“Is she dead then?”
“No. You’ve seriously inconvenienced her, perhaps for a long time, but she isn’t dead. Her essence flew back to her real body, which is likely concealed in an ice crevice many leagues from here and guarded by frost giants.”
Bogerd sighed, “That will have to do.”
Eir patted his cheek. “It will do very nicely. In the meantime, we’ll enjoy Gerutha’s stores and facilities. We’ve already put your horses in her stable. It’s well away from the magic in this cave so they’re not uneasy. When the weather moderates, I’ll send Gimp with two of the girls to get help.”
“Look for yourself.” She pointed to her left.
Bogerd looked. Gimp sat on cushions before the fire. His hand was in Unni’s. He smiled as he listened to her quiet talk.
Eir continued, “No, Gerutha is not dead. When she recovers from her wounds, she won’t think kindly of you, Bogerd.”
“No, she won’t.” Bogerd continued looking at Gimp and Unni. Unni smiled and squeezed her father’s horny hand. “I hope to make her unhappier yet!”

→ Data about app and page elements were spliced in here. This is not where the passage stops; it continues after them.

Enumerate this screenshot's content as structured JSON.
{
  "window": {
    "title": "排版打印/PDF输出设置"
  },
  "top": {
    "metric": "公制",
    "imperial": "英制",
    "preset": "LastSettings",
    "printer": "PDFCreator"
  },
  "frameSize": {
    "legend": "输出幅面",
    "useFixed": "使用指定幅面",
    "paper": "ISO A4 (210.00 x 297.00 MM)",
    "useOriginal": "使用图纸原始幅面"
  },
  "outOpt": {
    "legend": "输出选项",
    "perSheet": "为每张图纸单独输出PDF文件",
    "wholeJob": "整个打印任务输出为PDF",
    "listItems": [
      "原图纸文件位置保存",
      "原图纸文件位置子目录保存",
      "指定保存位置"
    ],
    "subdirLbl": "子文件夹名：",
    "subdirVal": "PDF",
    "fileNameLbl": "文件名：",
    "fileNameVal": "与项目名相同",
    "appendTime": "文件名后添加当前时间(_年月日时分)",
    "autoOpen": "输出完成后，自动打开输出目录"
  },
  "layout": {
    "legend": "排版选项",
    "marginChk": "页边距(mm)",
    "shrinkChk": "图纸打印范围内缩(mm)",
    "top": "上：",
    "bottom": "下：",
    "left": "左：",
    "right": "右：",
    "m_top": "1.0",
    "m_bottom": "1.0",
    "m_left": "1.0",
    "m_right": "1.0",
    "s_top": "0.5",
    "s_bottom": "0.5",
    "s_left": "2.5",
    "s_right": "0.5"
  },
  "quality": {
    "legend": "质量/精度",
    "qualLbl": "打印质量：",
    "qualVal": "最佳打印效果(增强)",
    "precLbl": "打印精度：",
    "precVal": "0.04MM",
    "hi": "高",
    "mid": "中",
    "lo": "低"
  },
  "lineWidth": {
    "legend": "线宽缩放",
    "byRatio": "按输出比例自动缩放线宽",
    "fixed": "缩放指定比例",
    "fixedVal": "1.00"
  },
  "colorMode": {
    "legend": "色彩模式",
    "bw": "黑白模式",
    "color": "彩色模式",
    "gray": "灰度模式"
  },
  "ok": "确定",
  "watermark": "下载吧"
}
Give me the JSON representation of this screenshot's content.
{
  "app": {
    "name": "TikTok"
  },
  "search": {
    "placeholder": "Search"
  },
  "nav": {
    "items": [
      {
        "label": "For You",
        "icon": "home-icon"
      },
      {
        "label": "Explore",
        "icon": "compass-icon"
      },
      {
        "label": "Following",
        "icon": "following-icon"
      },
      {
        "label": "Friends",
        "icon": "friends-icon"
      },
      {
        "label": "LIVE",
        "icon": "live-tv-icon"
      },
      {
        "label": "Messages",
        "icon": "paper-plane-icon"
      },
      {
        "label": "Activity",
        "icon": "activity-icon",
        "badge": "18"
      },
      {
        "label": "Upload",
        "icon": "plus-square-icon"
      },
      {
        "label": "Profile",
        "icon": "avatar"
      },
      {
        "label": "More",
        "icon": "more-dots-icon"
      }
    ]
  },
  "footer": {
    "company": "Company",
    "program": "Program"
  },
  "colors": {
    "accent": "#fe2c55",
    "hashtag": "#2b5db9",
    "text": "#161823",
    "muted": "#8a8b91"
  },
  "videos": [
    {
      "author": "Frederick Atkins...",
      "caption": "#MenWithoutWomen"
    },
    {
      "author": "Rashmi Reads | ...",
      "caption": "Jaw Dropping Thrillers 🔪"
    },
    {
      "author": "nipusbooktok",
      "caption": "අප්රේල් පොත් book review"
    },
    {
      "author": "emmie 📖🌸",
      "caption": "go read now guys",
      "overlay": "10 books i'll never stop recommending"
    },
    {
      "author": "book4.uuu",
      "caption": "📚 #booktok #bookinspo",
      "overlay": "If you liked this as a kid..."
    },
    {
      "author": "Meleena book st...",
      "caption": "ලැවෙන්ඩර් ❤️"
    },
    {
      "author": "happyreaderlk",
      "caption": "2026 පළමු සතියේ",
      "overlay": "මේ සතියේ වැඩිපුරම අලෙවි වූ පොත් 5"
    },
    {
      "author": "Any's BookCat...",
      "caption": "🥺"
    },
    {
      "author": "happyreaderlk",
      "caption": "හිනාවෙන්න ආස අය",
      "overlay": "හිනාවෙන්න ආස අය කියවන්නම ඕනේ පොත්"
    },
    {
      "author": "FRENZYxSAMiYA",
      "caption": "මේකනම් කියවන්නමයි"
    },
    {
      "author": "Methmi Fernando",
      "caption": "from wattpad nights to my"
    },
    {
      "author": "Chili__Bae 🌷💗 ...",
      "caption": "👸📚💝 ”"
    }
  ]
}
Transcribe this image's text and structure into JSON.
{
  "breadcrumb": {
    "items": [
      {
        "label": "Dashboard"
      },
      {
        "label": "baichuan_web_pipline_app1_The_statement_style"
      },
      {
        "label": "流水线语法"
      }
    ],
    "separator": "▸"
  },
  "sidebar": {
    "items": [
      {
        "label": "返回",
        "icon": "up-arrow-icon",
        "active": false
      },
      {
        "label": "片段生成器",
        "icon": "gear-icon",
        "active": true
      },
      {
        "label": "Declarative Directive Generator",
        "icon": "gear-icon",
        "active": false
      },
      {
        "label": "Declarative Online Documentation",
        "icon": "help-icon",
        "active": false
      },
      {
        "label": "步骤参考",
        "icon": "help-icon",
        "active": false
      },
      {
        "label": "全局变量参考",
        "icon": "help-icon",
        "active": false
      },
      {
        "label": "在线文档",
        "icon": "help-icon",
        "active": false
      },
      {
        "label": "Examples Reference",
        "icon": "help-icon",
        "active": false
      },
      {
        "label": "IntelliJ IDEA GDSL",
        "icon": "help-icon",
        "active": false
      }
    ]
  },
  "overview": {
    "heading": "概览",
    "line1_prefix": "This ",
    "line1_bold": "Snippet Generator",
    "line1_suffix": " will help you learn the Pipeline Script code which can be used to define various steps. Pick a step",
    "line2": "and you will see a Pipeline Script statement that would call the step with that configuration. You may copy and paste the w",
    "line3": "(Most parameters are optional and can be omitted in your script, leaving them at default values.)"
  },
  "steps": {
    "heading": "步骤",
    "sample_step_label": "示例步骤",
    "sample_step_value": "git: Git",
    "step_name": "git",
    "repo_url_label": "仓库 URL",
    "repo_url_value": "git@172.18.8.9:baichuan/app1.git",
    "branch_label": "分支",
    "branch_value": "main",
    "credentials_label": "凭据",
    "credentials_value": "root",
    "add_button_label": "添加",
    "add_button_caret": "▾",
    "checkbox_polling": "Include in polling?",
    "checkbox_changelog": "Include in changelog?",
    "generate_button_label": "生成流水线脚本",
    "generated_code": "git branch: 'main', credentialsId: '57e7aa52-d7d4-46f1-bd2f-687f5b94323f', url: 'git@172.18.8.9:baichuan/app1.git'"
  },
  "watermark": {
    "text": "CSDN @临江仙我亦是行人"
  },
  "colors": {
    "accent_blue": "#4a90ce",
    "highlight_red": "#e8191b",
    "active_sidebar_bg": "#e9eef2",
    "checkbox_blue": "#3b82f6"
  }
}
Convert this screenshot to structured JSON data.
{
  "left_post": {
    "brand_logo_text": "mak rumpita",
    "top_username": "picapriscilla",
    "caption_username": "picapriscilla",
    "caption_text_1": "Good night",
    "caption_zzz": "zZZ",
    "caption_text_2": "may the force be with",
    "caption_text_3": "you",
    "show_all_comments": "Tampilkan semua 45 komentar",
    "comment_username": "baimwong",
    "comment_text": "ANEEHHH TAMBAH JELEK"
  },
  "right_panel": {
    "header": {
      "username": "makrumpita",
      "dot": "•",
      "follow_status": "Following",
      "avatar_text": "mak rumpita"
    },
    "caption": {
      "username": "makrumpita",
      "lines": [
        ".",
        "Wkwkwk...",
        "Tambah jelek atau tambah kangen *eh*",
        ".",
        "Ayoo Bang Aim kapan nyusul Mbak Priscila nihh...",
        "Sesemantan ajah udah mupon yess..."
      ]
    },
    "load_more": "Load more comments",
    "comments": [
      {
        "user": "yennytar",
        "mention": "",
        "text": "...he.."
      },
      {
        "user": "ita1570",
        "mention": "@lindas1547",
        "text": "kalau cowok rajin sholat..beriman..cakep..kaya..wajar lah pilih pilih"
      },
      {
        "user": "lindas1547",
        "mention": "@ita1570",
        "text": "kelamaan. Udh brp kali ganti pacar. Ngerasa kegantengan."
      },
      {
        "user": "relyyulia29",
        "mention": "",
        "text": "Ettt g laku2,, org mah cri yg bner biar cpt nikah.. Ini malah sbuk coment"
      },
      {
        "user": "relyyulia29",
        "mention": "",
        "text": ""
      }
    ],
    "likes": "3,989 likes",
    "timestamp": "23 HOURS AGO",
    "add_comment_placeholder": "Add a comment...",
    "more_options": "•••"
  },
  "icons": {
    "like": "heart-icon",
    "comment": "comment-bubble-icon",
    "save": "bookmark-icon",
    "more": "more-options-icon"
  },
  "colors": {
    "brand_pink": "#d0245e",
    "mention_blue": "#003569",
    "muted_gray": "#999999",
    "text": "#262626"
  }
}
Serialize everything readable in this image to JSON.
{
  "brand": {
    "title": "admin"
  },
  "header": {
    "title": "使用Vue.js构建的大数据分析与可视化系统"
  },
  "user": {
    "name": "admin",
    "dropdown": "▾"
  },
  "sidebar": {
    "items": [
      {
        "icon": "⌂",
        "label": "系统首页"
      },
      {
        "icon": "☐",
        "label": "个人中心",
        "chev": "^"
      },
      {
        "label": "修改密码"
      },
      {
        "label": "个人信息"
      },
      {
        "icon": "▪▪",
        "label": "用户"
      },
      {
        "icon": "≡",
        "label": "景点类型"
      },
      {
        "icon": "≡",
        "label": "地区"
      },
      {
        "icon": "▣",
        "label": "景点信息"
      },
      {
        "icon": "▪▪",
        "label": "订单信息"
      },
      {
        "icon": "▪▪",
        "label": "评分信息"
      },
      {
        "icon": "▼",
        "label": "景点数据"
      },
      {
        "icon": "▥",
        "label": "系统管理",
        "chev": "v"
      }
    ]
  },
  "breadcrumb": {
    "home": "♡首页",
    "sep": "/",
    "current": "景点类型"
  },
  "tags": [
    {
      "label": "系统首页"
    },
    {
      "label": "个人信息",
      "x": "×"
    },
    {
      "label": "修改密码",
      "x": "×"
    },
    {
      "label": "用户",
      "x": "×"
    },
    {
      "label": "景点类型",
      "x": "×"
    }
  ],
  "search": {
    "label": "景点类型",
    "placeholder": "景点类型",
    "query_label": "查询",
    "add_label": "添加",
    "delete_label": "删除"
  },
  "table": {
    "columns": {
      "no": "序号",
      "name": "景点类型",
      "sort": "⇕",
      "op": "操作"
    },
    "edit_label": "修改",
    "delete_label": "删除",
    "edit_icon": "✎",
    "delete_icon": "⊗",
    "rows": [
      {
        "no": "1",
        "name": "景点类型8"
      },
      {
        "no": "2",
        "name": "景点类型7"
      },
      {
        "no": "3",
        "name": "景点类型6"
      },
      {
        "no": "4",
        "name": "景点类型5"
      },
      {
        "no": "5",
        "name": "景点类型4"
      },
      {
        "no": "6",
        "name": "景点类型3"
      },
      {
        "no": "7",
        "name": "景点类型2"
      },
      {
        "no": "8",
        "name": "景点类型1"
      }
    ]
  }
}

Robert Walton is a retired teacher, lifelong mountaineer and experienced writer. His novel, “Dawn Drum”, won the 2014 New Mexico Book Awards Tony Hillerman Prize for best fiction. Most recently, his “La Loca”, was published in Principia Ponderosa, the Third Flatiron’s Volume 18. He and his wife make their home in King City, California.